Requirement -
Where in the records does the word "value" appear? Copy each line that holds it.

(Items from a dataset)
------

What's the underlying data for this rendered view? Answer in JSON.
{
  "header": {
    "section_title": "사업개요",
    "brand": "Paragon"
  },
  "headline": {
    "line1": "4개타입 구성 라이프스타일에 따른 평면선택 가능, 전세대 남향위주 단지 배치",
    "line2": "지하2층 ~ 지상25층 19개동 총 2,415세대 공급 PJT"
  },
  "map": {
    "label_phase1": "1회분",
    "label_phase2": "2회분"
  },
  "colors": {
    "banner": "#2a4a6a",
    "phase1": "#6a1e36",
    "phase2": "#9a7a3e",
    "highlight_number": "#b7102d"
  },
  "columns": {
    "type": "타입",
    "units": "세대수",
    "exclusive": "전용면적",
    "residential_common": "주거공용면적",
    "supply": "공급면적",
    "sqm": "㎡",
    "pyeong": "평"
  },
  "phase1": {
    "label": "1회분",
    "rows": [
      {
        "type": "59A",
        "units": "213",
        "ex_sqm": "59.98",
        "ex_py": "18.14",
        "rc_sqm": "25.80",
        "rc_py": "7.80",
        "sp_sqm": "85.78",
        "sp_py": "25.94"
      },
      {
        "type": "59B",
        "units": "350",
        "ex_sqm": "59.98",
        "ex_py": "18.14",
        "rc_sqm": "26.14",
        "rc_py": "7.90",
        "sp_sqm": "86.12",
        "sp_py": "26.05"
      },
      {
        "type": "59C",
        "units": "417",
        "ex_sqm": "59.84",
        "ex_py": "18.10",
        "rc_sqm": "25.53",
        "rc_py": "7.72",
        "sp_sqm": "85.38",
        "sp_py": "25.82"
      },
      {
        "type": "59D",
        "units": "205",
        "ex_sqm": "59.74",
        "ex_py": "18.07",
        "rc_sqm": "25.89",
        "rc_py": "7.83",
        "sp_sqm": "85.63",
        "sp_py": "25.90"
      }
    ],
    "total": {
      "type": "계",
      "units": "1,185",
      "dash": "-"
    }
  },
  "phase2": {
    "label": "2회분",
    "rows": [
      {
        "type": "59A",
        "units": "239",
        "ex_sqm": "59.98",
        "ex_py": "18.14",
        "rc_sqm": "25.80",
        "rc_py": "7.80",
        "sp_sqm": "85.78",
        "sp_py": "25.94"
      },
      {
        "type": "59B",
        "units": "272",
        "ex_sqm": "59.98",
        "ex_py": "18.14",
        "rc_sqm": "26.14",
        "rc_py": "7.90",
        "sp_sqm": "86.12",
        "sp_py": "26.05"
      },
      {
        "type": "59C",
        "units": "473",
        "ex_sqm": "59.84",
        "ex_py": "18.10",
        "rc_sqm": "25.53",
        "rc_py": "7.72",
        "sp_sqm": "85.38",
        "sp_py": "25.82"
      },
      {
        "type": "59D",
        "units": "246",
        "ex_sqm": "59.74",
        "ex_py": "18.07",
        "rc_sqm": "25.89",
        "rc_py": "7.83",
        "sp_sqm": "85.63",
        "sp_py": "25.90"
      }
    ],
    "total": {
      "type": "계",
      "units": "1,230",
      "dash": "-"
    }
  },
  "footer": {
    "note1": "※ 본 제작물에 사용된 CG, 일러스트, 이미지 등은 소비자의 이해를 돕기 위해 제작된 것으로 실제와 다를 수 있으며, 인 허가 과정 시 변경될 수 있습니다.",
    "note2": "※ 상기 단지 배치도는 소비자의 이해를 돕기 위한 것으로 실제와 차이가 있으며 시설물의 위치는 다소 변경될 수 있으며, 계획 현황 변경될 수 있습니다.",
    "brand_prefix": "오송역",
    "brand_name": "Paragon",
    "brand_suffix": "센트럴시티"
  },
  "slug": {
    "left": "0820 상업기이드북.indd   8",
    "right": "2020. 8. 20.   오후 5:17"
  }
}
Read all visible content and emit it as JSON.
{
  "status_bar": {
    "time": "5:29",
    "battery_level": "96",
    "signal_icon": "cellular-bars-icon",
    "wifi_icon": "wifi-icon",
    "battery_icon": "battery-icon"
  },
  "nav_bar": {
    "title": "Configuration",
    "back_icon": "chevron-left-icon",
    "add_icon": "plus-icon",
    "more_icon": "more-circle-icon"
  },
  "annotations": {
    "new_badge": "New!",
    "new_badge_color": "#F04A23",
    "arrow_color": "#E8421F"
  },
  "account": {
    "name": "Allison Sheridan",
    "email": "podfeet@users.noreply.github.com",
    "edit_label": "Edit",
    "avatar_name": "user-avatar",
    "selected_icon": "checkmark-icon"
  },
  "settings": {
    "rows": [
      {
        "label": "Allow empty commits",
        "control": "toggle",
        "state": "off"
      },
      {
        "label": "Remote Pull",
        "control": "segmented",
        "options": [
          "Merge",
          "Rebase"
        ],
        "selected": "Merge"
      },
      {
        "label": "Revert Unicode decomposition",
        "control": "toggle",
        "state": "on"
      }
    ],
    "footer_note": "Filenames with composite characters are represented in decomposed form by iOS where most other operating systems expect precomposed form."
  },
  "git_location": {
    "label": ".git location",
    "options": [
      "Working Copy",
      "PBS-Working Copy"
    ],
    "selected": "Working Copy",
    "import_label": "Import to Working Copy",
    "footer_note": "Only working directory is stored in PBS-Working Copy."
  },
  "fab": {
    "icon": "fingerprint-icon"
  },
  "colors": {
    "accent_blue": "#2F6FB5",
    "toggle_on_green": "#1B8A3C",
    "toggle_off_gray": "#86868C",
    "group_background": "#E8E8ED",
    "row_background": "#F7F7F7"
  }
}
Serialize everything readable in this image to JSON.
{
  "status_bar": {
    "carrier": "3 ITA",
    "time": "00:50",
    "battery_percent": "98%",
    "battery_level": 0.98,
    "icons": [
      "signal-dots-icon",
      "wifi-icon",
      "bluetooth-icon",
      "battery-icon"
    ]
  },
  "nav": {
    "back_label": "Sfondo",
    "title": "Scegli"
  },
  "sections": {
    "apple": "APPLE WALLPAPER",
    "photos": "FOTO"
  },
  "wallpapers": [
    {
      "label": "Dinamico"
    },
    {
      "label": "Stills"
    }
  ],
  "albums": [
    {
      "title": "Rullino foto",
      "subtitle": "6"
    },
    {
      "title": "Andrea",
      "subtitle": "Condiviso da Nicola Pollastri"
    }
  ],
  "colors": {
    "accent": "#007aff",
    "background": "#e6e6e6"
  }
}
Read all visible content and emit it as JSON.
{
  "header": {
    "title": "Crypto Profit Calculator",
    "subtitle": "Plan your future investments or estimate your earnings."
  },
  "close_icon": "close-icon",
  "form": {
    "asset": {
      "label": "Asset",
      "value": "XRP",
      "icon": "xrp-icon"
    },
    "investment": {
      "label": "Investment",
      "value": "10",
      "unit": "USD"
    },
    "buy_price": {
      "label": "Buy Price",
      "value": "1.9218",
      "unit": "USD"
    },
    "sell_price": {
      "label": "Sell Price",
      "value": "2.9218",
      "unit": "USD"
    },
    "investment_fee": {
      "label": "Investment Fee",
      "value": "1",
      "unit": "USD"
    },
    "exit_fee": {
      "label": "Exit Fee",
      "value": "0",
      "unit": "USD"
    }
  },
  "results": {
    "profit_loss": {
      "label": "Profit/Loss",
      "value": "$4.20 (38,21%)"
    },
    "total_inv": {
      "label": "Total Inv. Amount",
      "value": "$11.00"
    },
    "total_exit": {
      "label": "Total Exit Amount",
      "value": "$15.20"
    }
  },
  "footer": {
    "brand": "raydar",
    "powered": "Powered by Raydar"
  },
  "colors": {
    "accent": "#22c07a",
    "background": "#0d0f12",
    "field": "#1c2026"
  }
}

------

Result -
      "value": "XRP",
      "value": "10",
      "value": "1.9218",
      "value": "2.9218",
      "value": "1",
      "value": "0",
      "value": "$4.20 (38,21%)"
      "value": "$11.00"
      "value": "$15.20"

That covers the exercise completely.